#### [WHAT TO DO]
Reproduce every record below word for word and include no pictures.

+ + + + + + +

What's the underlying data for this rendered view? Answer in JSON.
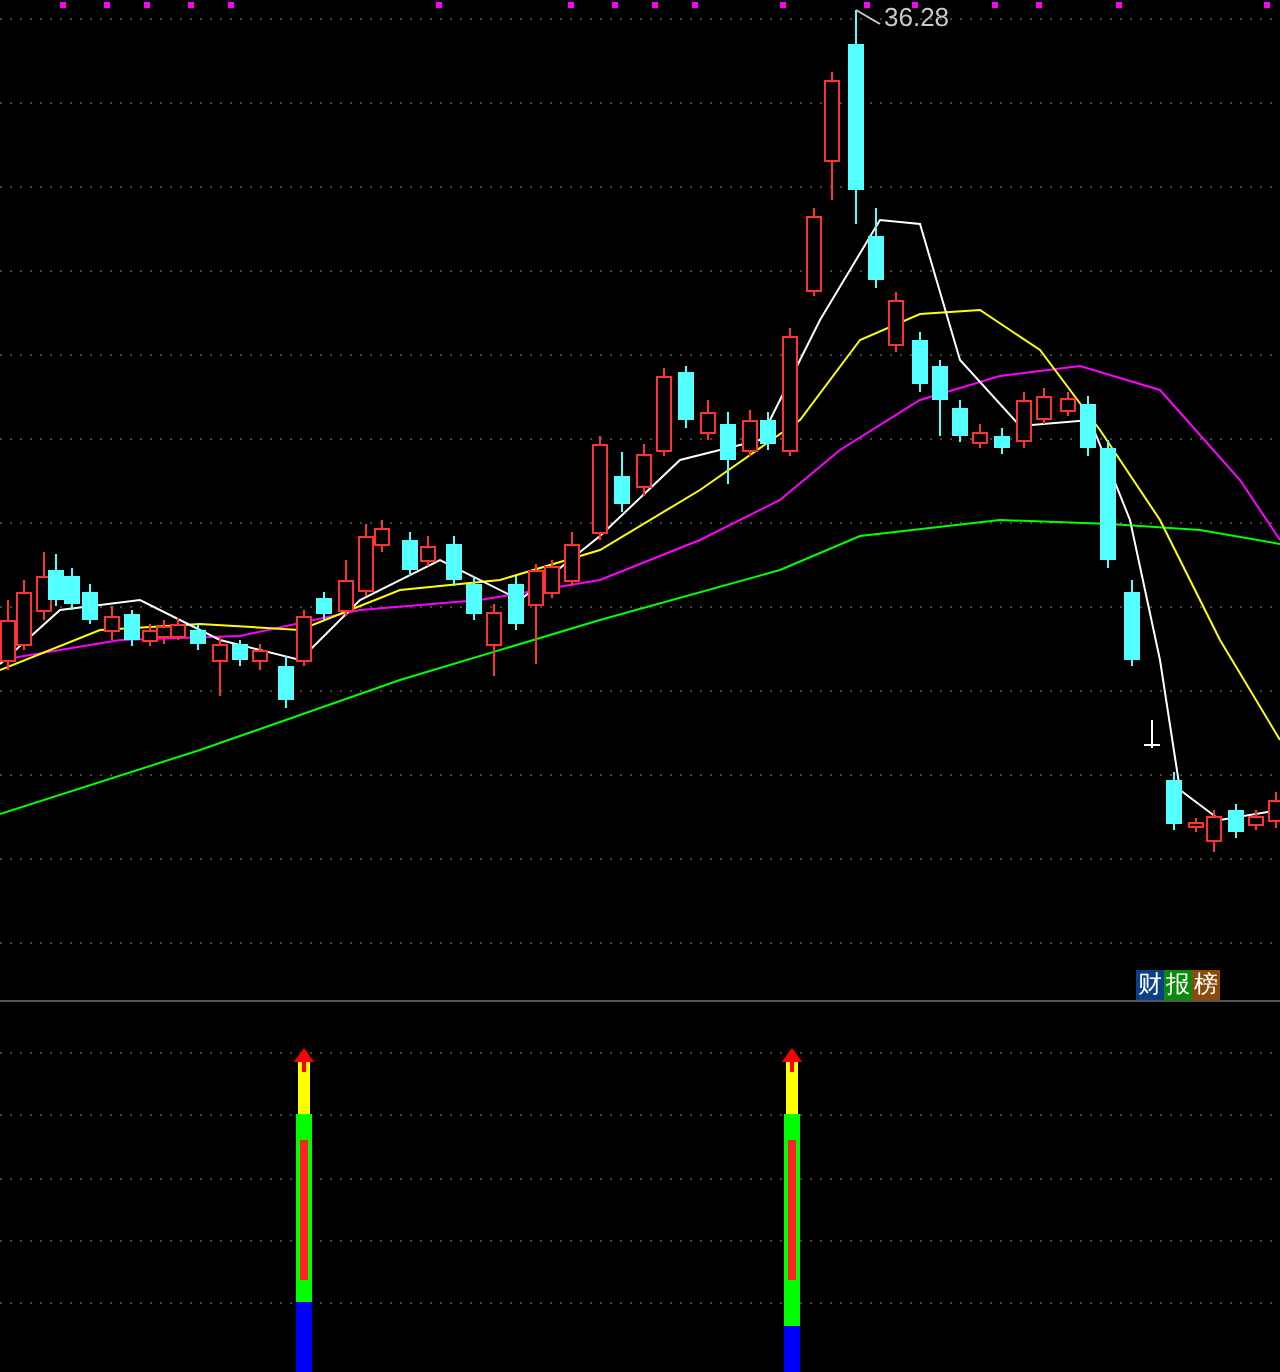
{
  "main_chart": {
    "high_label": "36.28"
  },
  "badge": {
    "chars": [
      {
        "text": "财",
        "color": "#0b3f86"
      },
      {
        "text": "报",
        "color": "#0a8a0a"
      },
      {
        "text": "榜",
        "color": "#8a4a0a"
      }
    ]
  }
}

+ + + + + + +

#### [ANSWER BOX]
What's the underlying data for this rendered view? Answer in JSON.
{
  "main_chart": {
    "high_label": "36.28"
  },
  "badge": {
    "chars": [
      {
        "text": "财",
        "color": "#0b3f86"
      },
      {
        "text": "报",
        "color": "#0a8a0a"
      },
      {
        "text": "榜",
        "color": "#8a4a0a"
      }
    ]
  }
}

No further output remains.